This performance of three songs from Mahler’s Des Knaben Wunderhorn with the Mahler Chamber Orchestra under Daniel Harding is not one of these. This is wonderful singing by any standard.
The first time I listened to this – well, it was a bit like watching the tree explode in that production of Serse from last week. (In a sense that my initial reaction was “this is great fun – let’s stop and play it over again!” Not in the sense that Mahler songs and exploding trees are equivalent in any deep kind of way.)
The first is Das irdische Leben (text here), which has the type of ghostly urgency you hear in those grim kinds of fairy tales that end with morbid twists – a feeling entirely appropriate to the subject of the text.
This is the second one, Lob Des Hohen Verstandes / “Praise of lofty intellect”
My German is not good enough to both parse the words and listen to the music at the same time, and the CD’s liner notes do not contain any of the texts, but before I went and looked up the text of this song I got a general impression of there being some sort of conversation with a bird.
As it turns out, it’s about a singing competition between two birds. The text in German and English is here. But it’s slightly more fun to listen to when you have no idea what’s going on, because the confusion as to what all these interesting sounds could possibly be doing in there is part of the fun.
The final one is Wo Die Schönen Trompeten Blasen, which is another one of those ‘conversations with people who are probably dead’ songs that they liked so much in the nineteenth century. (Remember that ‘Cronnan’ song of Schubert’s about Shilric and Vinvela?
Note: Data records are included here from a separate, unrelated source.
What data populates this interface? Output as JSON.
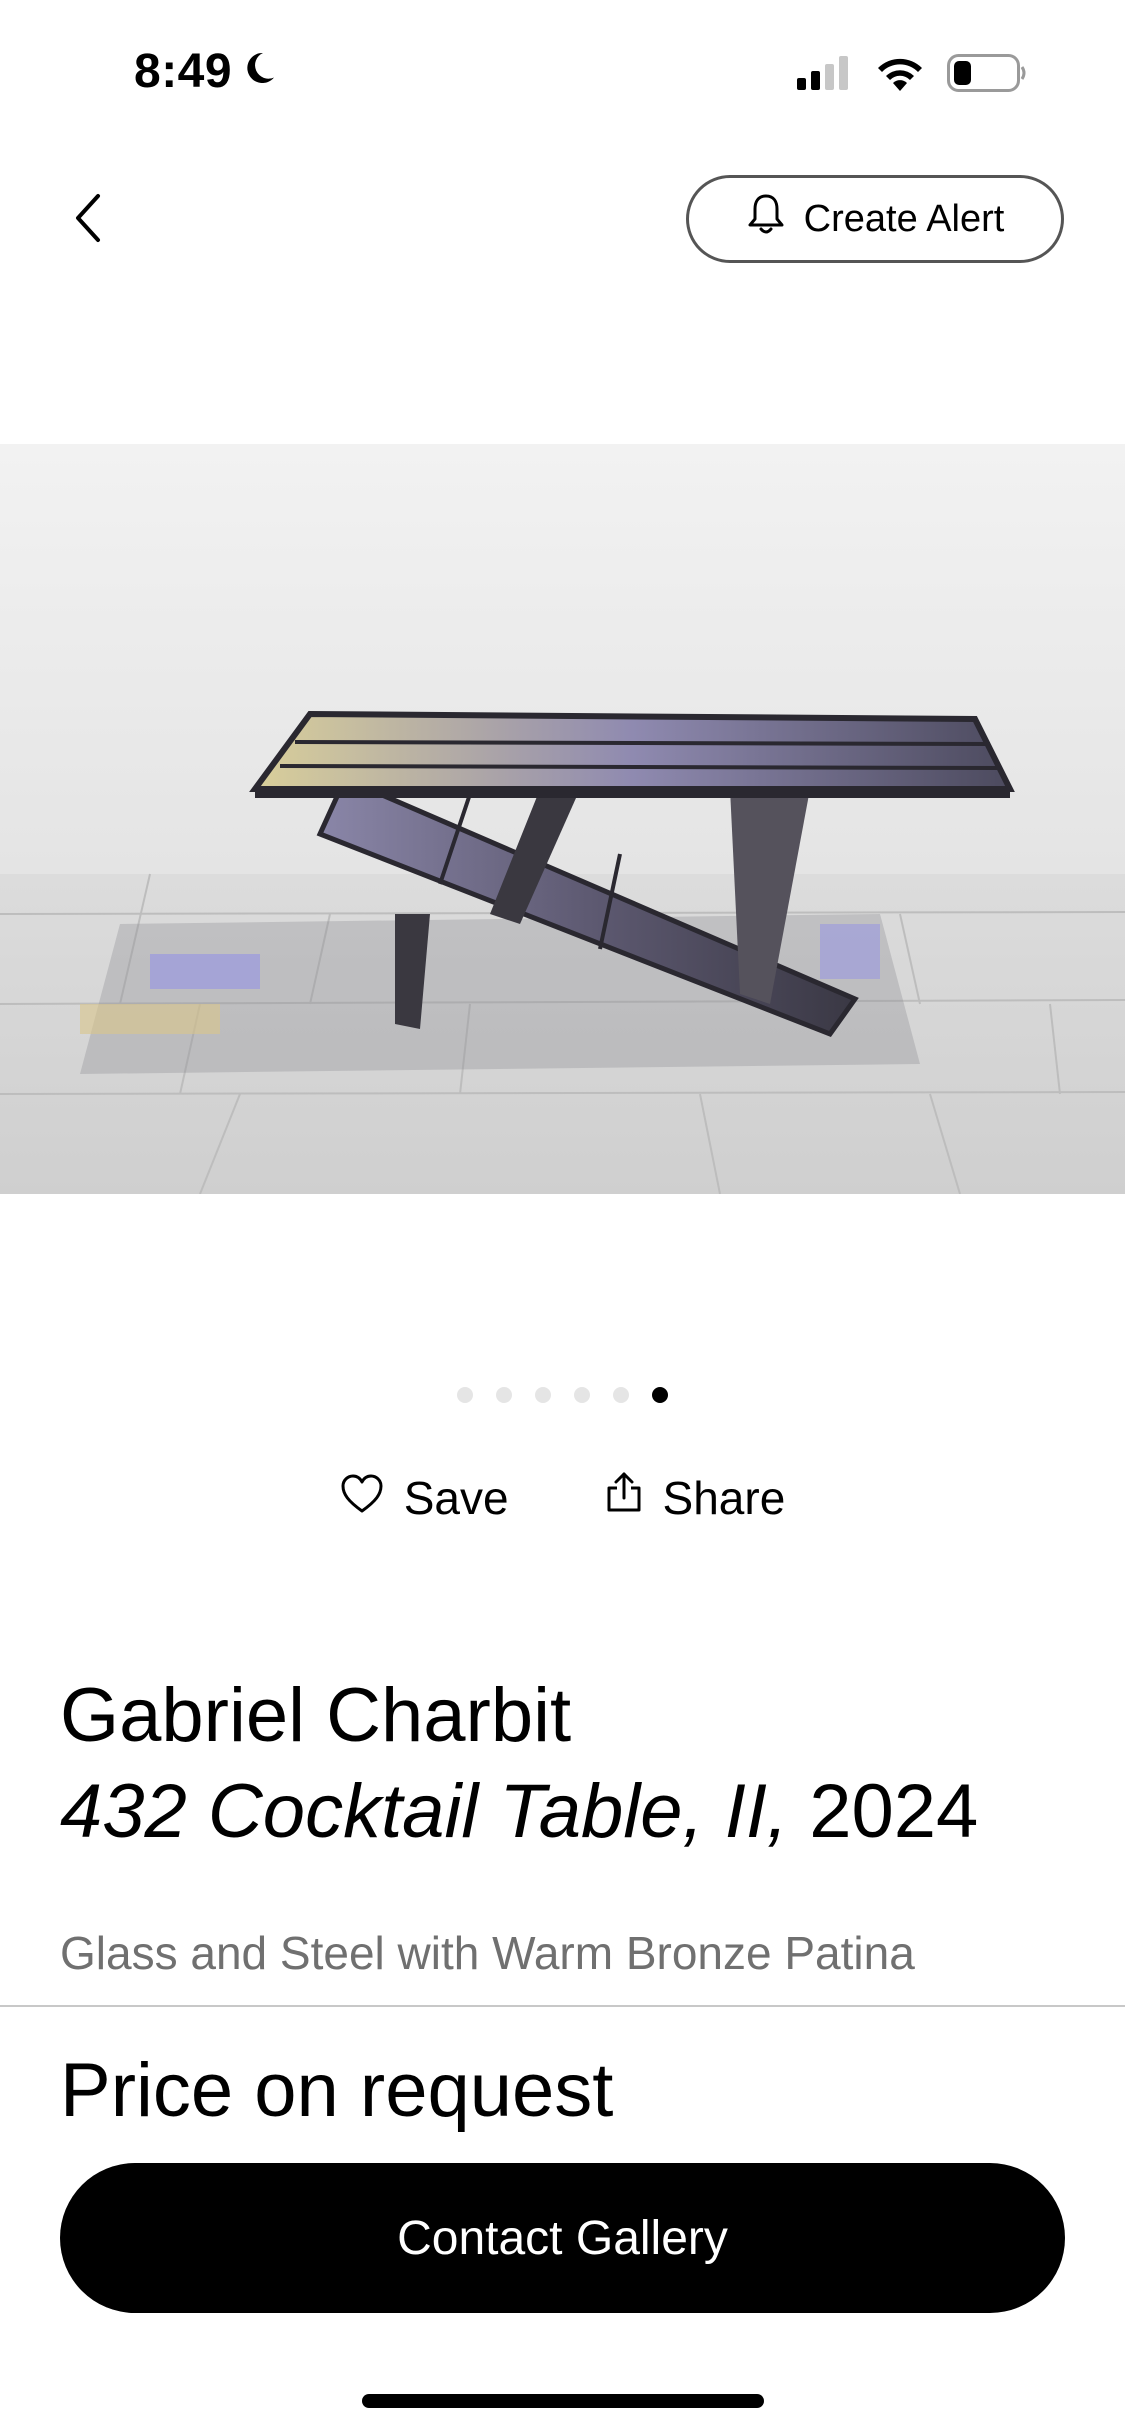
{
  "status_bar": {
    "time": "8:49",
    "moon_icon": "moon-icon",
    "signal_icon": "cellular-signal-icon",
    "wifi_icon": "wifi-icon",
    "battery_icon": "battery-icon",
    "battery_level": 0.2
  },
  "nav": {
    "back_icon": "chevron-left-icon",
    "create_alert_label": "Create Alert",
    "bell_icon": "bell-icon"
  },
  "gallery": {
    "image_count": 6,
    "active_index": 5
  },
  "actions": {
    "save_label": "Save",
    "save_icon": "heart-icon",
    "share_label": "Share",
    "share_icon": "share-icon"
  },
  "artwork": {
    "artist": "Gabriel Charbit",
    "title": "432 Cocktail Table, II,",
    "year": "2024",
    "medium": "Glass and Steel with Warm Bronze Patina",
    "price": "Price on request"
  },
  "cta": {
    "contact_label": "Contact Gallery"
  },
  "colors": {
    "primary": "#000000",
    "background": "#ffffff",
    "muted_text": "#707070",
    "dot_inactive": "#e5e5e5"
  }
}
It’s a little like that.) Here is the text. My favorite part begins about 1.40, with “das ist der Herzallerliebste dein.”
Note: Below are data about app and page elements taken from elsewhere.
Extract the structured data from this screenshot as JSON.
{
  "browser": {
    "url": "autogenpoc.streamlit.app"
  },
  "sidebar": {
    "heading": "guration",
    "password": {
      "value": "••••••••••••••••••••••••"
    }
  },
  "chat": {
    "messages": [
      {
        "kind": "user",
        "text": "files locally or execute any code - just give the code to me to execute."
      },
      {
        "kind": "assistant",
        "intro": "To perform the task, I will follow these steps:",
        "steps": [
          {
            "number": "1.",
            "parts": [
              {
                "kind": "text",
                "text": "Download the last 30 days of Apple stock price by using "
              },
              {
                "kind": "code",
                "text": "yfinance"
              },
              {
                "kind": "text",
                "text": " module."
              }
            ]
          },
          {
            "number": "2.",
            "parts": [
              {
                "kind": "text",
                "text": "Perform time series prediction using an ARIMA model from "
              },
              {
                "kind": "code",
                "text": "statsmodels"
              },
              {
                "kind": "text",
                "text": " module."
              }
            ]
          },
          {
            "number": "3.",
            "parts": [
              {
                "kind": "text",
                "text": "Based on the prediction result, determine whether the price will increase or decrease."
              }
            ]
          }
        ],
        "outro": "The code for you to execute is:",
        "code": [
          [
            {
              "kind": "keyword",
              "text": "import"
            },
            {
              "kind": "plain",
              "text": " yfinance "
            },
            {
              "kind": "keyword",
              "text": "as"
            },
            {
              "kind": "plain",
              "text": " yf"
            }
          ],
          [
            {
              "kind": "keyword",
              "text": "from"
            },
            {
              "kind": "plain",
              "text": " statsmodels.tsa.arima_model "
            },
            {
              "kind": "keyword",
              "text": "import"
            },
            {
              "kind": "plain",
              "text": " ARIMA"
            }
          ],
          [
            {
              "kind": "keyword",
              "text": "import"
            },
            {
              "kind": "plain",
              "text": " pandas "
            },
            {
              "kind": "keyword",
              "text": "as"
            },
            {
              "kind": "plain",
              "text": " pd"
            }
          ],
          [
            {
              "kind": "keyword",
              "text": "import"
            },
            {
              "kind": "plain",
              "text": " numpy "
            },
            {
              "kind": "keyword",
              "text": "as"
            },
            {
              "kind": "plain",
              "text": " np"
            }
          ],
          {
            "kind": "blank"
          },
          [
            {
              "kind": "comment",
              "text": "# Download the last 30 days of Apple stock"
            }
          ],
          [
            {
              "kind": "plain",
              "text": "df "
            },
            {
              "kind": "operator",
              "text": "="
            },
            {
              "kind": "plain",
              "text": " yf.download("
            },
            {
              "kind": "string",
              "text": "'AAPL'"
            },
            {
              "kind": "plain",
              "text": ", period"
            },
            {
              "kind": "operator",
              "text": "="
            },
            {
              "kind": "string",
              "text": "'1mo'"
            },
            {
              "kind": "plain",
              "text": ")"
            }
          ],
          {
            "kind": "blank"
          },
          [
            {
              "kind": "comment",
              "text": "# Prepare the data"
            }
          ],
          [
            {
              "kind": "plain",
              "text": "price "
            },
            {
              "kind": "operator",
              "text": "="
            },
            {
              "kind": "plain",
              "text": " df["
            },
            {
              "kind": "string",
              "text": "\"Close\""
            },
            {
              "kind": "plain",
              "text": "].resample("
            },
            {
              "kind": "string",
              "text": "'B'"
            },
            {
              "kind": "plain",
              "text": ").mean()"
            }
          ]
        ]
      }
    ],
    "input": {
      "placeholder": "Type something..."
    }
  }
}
There are repeated bits with the woodwinds and brass here and that made me think of Das klagende Lied but fortunately this song is not quite in the same category as that in terms of tone. (After I listened to this I thought about going back and having another go at das klagende Lied but then I thought 1. Woe! 2. NO.)